[Exercise brief] In the entries below, every line that contains "subtitle" must be located and copied.

[Exercise data]
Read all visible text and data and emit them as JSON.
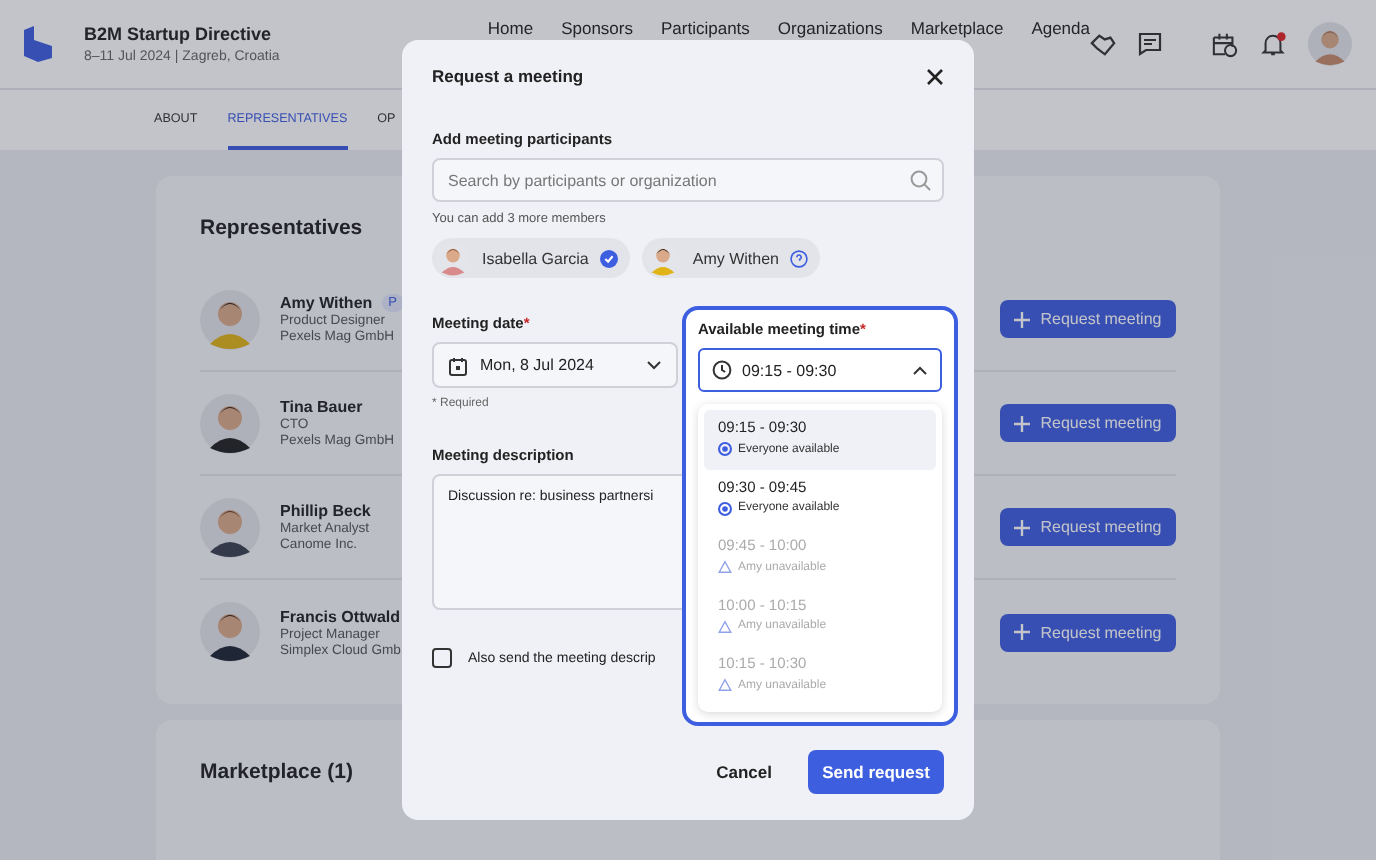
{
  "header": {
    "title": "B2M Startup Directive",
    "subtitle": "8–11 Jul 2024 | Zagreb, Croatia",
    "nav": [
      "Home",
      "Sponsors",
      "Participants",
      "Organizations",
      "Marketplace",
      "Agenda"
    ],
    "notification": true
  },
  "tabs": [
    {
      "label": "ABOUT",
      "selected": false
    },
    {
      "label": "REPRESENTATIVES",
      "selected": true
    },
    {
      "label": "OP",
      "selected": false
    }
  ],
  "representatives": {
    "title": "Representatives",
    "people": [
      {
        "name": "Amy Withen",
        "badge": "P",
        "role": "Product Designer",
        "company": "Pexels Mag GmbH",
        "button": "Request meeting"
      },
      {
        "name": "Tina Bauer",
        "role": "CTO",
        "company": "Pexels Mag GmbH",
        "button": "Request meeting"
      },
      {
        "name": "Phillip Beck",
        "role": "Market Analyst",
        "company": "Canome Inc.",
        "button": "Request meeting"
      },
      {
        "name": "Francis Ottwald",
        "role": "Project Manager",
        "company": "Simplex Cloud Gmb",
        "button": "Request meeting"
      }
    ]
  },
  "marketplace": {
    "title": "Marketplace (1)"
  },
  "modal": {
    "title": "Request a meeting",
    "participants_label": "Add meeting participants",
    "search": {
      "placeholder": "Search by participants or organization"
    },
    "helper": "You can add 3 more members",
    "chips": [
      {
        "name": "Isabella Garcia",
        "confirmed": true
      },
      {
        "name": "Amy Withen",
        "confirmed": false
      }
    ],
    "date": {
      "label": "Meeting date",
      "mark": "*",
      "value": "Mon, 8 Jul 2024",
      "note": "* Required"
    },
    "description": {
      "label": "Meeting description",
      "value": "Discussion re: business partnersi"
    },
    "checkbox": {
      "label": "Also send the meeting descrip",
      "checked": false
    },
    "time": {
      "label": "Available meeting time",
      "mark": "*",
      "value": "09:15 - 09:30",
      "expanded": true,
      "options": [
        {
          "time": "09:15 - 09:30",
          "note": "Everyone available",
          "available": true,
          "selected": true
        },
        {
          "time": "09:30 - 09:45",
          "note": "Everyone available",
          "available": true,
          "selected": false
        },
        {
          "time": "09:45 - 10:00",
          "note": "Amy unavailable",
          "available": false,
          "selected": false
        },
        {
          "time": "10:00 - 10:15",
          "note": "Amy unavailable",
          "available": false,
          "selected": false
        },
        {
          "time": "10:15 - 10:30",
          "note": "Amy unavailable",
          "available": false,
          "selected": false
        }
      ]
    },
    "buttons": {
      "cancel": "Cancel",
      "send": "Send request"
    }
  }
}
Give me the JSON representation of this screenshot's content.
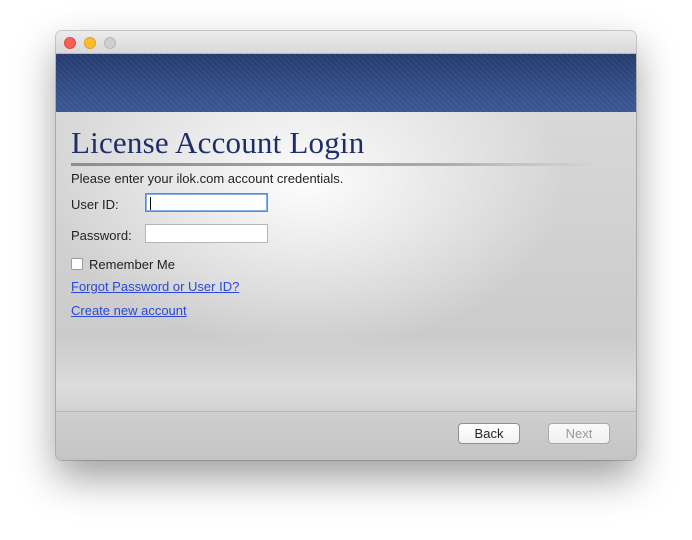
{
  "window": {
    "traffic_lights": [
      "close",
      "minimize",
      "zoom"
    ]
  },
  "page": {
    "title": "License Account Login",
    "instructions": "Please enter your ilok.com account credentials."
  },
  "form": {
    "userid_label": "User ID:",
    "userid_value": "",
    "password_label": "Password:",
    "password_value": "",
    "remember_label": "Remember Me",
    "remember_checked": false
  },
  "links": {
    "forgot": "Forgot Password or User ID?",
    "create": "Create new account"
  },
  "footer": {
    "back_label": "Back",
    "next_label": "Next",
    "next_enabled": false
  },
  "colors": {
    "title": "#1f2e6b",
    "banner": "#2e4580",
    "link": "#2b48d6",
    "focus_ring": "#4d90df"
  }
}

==

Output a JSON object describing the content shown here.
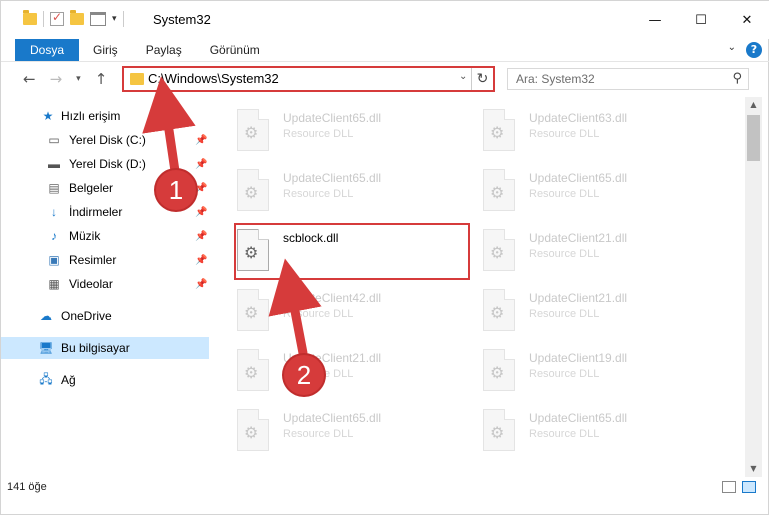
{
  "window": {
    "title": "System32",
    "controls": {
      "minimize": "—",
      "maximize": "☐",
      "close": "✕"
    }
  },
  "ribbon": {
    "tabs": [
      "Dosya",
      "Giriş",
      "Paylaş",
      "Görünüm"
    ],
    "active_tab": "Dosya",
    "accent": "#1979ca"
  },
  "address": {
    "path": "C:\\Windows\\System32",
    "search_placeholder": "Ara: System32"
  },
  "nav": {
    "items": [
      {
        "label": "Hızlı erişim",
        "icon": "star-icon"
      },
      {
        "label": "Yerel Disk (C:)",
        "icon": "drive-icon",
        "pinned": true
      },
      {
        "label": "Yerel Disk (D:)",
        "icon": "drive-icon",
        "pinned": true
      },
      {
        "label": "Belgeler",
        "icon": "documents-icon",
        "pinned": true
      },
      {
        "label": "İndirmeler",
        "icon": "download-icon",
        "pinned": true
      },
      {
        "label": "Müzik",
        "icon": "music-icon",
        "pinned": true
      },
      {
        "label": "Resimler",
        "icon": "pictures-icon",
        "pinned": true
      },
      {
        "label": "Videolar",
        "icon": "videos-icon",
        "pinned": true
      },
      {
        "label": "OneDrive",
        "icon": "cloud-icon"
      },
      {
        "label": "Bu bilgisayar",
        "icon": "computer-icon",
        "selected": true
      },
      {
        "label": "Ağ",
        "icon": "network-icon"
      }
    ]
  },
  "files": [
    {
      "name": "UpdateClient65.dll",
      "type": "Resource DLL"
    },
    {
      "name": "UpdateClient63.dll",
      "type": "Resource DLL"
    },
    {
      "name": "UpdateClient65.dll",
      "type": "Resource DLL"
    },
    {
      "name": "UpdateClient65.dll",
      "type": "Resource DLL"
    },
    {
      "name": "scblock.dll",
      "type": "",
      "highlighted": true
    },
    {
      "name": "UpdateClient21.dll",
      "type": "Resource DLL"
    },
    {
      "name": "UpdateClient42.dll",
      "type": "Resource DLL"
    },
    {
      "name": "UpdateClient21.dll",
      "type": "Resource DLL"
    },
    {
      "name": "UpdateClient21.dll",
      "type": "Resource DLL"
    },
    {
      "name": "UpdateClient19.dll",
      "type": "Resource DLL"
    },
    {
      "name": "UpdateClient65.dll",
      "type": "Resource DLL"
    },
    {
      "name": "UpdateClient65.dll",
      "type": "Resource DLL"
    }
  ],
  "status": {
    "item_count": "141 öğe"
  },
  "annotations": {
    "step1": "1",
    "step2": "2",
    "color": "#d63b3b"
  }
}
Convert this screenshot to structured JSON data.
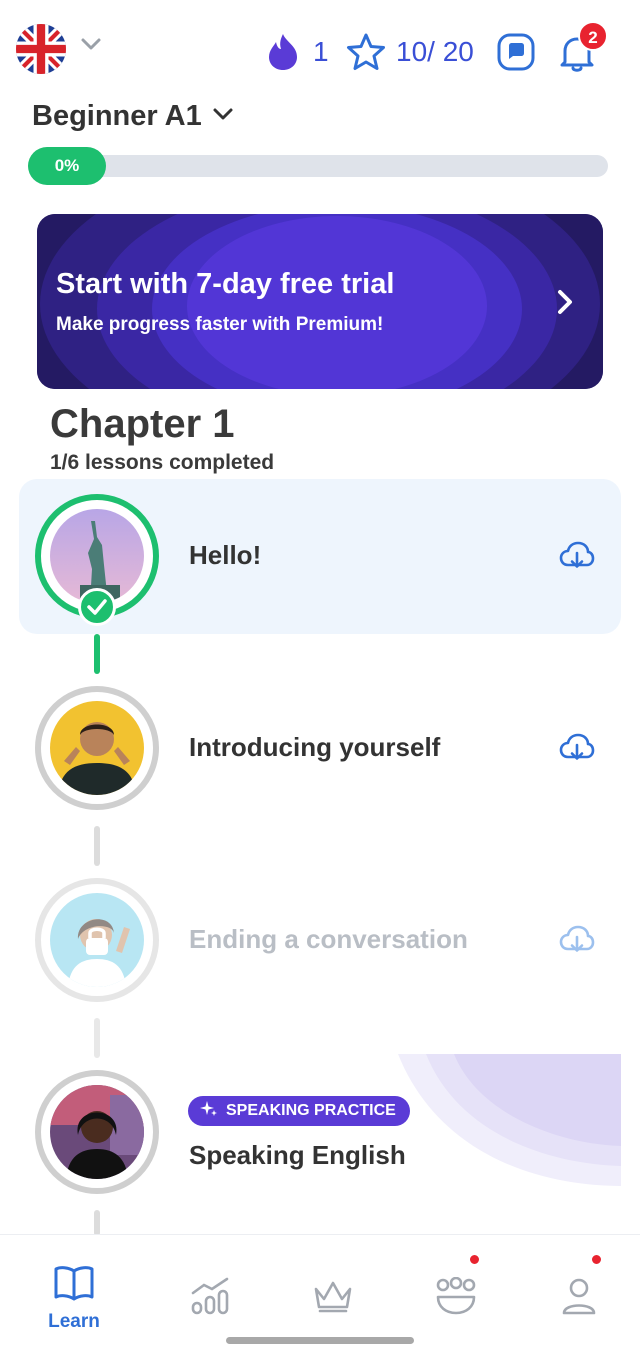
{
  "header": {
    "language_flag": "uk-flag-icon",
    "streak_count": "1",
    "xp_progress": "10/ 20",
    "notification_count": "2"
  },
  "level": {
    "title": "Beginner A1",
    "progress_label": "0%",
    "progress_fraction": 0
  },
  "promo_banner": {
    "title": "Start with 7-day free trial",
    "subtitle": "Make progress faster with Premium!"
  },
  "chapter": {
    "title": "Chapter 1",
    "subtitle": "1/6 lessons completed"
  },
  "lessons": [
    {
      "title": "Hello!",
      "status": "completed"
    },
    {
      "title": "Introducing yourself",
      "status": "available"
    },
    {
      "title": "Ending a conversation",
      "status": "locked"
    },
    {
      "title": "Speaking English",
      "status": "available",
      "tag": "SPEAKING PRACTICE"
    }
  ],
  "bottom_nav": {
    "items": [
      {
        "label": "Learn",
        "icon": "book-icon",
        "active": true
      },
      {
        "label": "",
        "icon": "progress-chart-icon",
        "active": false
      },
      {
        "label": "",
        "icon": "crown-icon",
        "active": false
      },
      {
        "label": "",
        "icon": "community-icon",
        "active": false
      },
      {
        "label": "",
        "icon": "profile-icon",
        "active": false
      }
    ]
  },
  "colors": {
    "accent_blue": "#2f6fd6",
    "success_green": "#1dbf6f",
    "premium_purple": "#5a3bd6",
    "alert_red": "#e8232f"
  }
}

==

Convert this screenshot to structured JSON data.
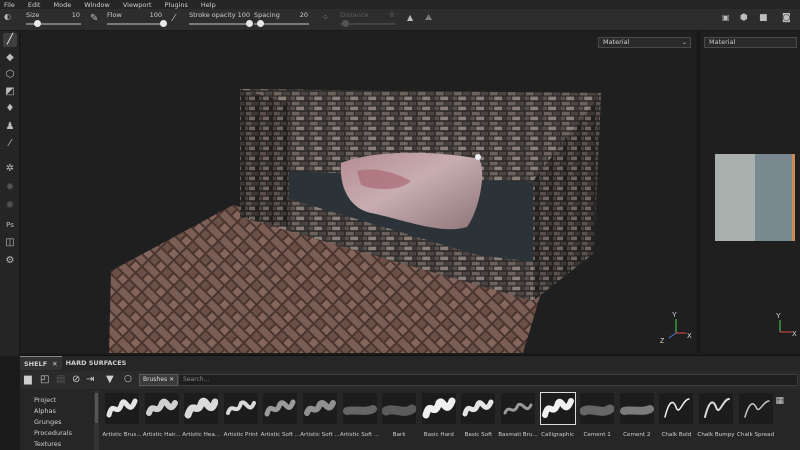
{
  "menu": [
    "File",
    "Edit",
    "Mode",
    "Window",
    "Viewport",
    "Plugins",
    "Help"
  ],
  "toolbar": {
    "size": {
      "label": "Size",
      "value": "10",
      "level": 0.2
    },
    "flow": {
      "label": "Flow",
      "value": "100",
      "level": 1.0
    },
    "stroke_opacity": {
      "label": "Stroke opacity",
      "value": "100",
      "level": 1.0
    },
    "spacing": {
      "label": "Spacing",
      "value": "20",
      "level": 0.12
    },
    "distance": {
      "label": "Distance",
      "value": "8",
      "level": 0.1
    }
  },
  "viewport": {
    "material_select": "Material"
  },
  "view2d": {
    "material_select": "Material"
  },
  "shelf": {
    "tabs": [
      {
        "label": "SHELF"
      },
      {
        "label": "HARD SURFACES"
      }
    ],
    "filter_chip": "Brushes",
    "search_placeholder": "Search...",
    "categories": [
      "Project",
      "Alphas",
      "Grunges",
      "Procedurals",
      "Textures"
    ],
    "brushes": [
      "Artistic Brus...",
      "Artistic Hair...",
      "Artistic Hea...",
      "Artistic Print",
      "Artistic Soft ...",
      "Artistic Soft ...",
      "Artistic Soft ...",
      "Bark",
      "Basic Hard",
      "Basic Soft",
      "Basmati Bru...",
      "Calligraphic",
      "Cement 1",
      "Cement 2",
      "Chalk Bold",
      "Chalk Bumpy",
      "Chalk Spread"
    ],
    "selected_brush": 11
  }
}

[Written response]
    "subtitle": "8–11 Jul 2024 | Zagreb, Croatia",
    "subtitle": "Make progress faster with Premium!"
    "subtitle": "1/6 lessons completed"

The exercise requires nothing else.